Non US citizen but living in US

Hi, I am currently a college student in the US and looking for a broker that can offer me a good leverage. Unfortunately, brokers that accept US client allow only 50:1 maximum leverage. My question is, can I say I am from Malaysia which is where I was born and still trade at my school in the US?

Or is there any broker recommendation?


First of all if you are new to forex you do not want more leverage than 50:1 and most likely you will not even be using that much unless you plan to scalp at below 5min timeframes or have several trades on at once.

Personally I would recommend IB or FXCM depending on how much money you have to invest.

Let’s review the legal requirements, and how you might go about getting around them. Then, let’s talk about what makes sense for a beginning forex trader.

[B]First, the legal situation.[/B]

The Commodity Futures Trading Commission (CFTC) stipulates that U.S. brokers may not offer more than 50:1 leverage to their clients, regardless of the citizenship or the country of residence of those clients. In other words, if doesn’t matter whether you are a U.S. citizen, a Malaysian citizen, a U.S. resident, or a Malaysian resident — if you become a client of a U.S. forex broker, you will be subject to the CFTC’s regulations, including the 50:1 leverage limit.

Furthermore, the CFTC stipulates that U.S. residents (regardless of citizenship) may not become clients of the offshore branches of U.S. brokers. So, as a U.S. resident, you can open a trading account with FXCM in New York and get 50:1 leverage; but, you can’t open an account with FXCM in London and get 100:1.

Finally, the CFTC (and the SEC, and other U.S. financial regulators) have entered into agreements, called [I]Memoranda of Understanding[/I], with the regulatory authorities in many other countries, to require that those countries impose the same restrictions on U.S. residents that the CFTC imposes on them here.
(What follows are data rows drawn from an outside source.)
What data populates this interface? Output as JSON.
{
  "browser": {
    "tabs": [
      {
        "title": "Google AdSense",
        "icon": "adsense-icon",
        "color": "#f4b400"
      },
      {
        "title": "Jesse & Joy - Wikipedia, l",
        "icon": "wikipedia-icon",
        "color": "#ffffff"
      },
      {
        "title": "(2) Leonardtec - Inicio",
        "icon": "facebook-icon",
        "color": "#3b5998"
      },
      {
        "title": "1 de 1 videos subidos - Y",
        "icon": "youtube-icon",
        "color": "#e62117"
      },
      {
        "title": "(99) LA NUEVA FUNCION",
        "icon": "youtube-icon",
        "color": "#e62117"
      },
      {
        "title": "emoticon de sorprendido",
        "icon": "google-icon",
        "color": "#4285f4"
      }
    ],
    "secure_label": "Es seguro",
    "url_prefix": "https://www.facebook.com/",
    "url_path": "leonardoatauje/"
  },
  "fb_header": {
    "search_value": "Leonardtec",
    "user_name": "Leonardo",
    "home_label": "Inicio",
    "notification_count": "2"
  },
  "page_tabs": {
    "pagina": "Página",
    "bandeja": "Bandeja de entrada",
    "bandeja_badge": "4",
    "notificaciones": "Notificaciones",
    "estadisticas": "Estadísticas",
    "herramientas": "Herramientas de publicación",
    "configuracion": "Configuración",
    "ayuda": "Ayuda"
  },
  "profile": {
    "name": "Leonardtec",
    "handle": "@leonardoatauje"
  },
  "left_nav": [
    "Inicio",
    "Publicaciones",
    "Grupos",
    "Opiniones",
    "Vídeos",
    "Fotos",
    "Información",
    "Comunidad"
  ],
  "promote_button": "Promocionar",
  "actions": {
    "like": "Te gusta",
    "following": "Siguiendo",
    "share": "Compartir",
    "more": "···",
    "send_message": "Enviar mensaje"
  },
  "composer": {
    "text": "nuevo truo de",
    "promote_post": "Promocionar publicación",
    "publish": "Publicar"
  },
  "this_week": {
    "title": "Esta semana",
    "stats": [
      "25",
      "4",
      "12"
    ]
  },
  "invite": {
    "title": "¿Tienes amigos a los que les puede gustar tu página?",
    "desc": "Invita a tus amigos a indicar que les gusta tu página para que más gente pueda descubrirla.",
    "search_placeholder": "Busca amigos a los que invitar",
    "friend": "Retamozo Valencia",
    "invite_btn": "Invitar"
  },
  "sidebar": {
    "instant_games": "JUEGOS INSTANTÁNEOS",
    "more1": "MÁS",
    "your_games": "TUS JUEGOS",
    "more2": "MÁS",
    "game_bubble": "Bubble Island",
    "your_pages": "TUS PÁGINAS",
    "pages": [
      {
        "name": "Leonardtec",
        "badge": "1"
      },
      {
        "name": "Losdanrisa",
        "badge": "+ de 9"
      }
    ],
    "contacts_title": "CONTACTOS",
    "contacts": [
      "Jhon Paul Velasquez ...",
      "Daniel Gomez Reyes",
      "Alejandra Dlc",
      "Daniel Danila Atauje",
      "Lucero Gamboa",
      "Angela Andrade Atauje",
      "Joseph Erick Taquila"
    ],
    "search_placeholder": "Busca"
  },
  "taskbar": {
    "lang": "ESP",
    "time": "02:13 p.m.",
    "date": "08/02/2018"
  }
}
In other words, if you attempt to open a trading account with a U.K. forex broker (which is not a branch or subsidiary of a U.S. broker), you will be told that the U.K. broker does not accept U.S. residents. This is because the U.K. has agreed (through [I]Memoranda of Understanding[/I] with the U.S.) to enforce U.S. regulations in regards to U.S. residents.

It’s probably apparent to you at this point that the CFTC is trying to establish total control over U.S. forex brokers, and over U.S. residents who trade forex anywhere in the world. But, their control is not yet total. There are ways around their attempts to become the World Forex Police.

There are several reputable brokers outside the U.S. who will do business with U.S. residents. Generally, these brokers are located in jurisdictions which either (1) have not signed [I]Memoranda of Understanding[/I] with the CFTC, or (2) do not classify forex as a regulated financial instrument. For more than 4 years, a number of us have been looking for, and vetting, these offshore brokers, and our work can be found in this thread — 301 Moved Permanently

As a Malaysian citizen in the U.S. (presumably on a student visa), you could open a trading account with any of the offshore brokers we have identified as welcoming U.S. clients. But, the question is, should you do that?

[B]What makes sense for you, at this stage of your trading career?[/B]

If you are a beginner, your first task will be to teach yourself to trade profitably and consistently. That will require a tremendous amount of study and practice. It will not require a tremendous amount of leverage.

I agree with rindoan’s broker recommendations, in the previous post. If you have what it takes to be a successful forex trader, you can succeed with either of the brokers he recommended.

After you have gained some real-life market experience with your U.S. broker, you will be in a much better position to evaluate offshore brokers, if you still want to pursue higher leverage.


Thank you very much rindoan and clint for your explanation.

Comparing FXCM and oanda, any of you had any experience with these 2?

FXCM yes, Oanda no.

My experience with FXCM has been totally positive. — I strongly recommend them.

In looking for a reliable broker i think location should not be an issue .One should focus on the reliability and reputation of a broker. And also there are brokers who are good and accept client or traders from different countries.

You are right that’s why I trade with profiforex though not from the country where I live but due to their good service and reliability they have always been my choice of broker.